I think. If you are going to do that, you should make it a mixture of compost, mulch (woody "brown" stuff?) an green stuff -- see the compost forum sticky. Hopefully, by the time tomato roots reach this layer, they will have broken down sufficiently.
Otherwise, when the roots hit all the browns, they will go into nitrogen deprivation shock, and you'll wonder what happened to your happy tomato plants.
Another way to stretch the potting medium is to mix evenly with about 1/4 sand and composted shredded mulch. This will aid in creating well draining soil and add bulk and weight to help prevent tipping over.

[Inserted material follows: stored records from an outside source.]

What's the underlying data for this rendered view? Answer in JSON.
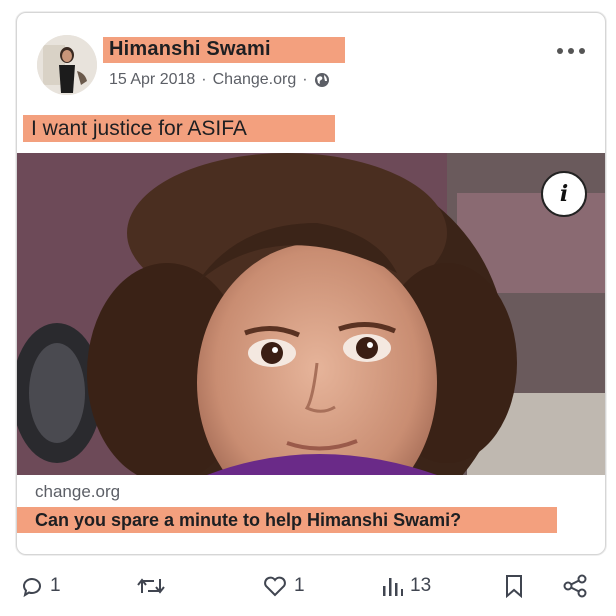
{
  "post": {
    "author": "Himanshi Swami",
    "date": "15 Apr 2018",
    "separator": "·",
    "source": "Change.org",
    "text": "I want justice for ASIFA"
  },
  "link_card": {
    "domain": "change.org",
    "title": "Can you spare a minute to help Himanshi Swami?"
  },
  "info_button": {
    "label": "i"
  },
  "actions": {
    "comments": "1",
    "retweets": "",
    "likes": "1",
    "views": "13"
  },
  "colors": {
    "highlight": "#f3a07e",
    "text": "#1e1f22",
    "muted": "#5c5f66"
  },
  "icons": [
    "globe-icon",
    "more-icon",
    "info-icon",
    "comment-icon",
    "retweet-icon",
    "like-icon",
    "views-icon",
    "bookmark-icon",
    "share-icon"
  ]
}
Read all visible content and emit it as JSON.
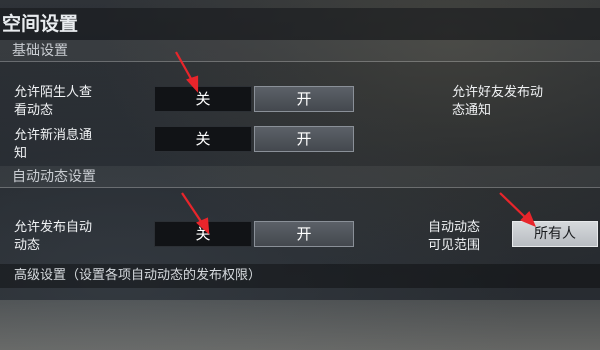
{
  "title": "空间设置",
  "sections": {
    "basic": "基础设置",
    "auto": "自动动态设置"
  },
  "settings": {
    "stranger_view": {
      "label": "允许陌生人查\n看动态",
      "off": "关",
      "on": "开"
    },
    "friend_post_notify": {
      "label": "允许好友发布动\n态通知"
    },
    "new_message_notify": {
      "label": "允许新消息通\n知",
      "off": "关",
      "on": "开"
    },
    "auto_post": {
      "label": "允许发布自动\n动态",
      "off": "关",
      "on": "开"
    },
    "auto_visibility": {
      "label": "自动动态\n可见范围",
      "value": "所有人"
    }
  },
  "advanced": "高级设置（设置各项自动动态的发布权限）",
  "colors": {
    "annotation_arrow": "#e8252b"
  }
}
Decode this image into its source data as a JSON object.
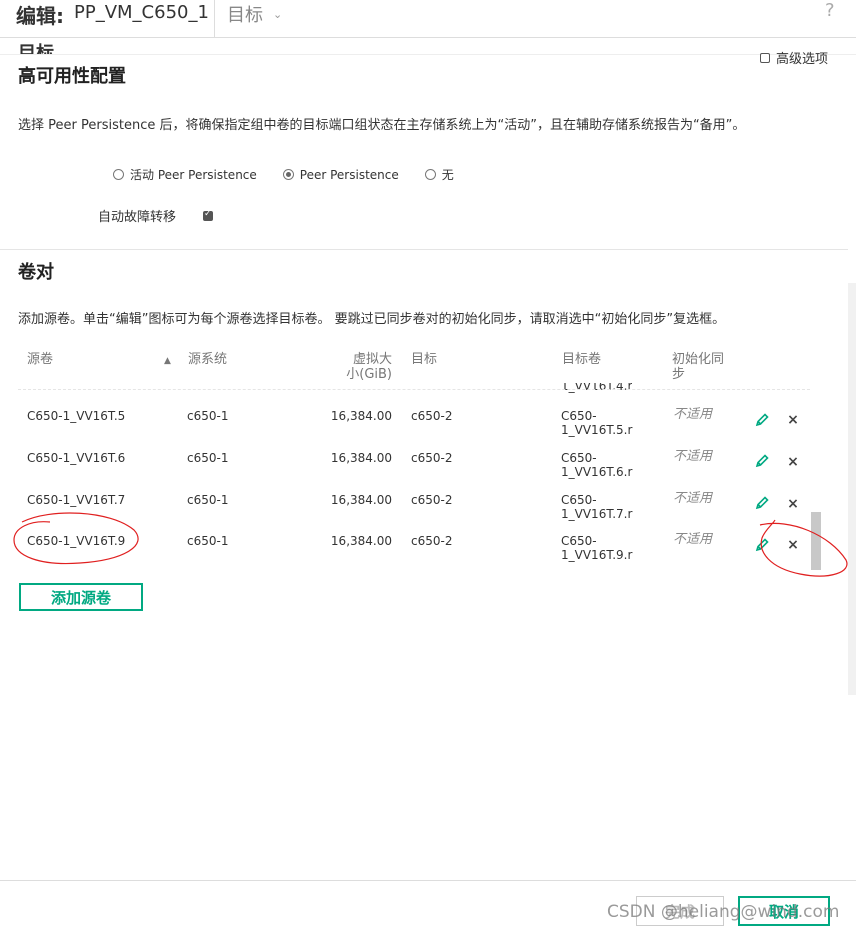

Note, though that most people who have grown tomatoes in containers say 5 gallon is not enough, especially with bigger indeterminate varieties. I decided to try growing tomatoes in containers as an experiment this year, and have chosen containers with 10 gallon capacity when filled to the top. I am growing two varieties that are generally described as 3-5 ft tall at maturity and recommended for/"can be grown in" containers -- Black Krim and Earl of Edgecombe. What variety tomatoes are you growing?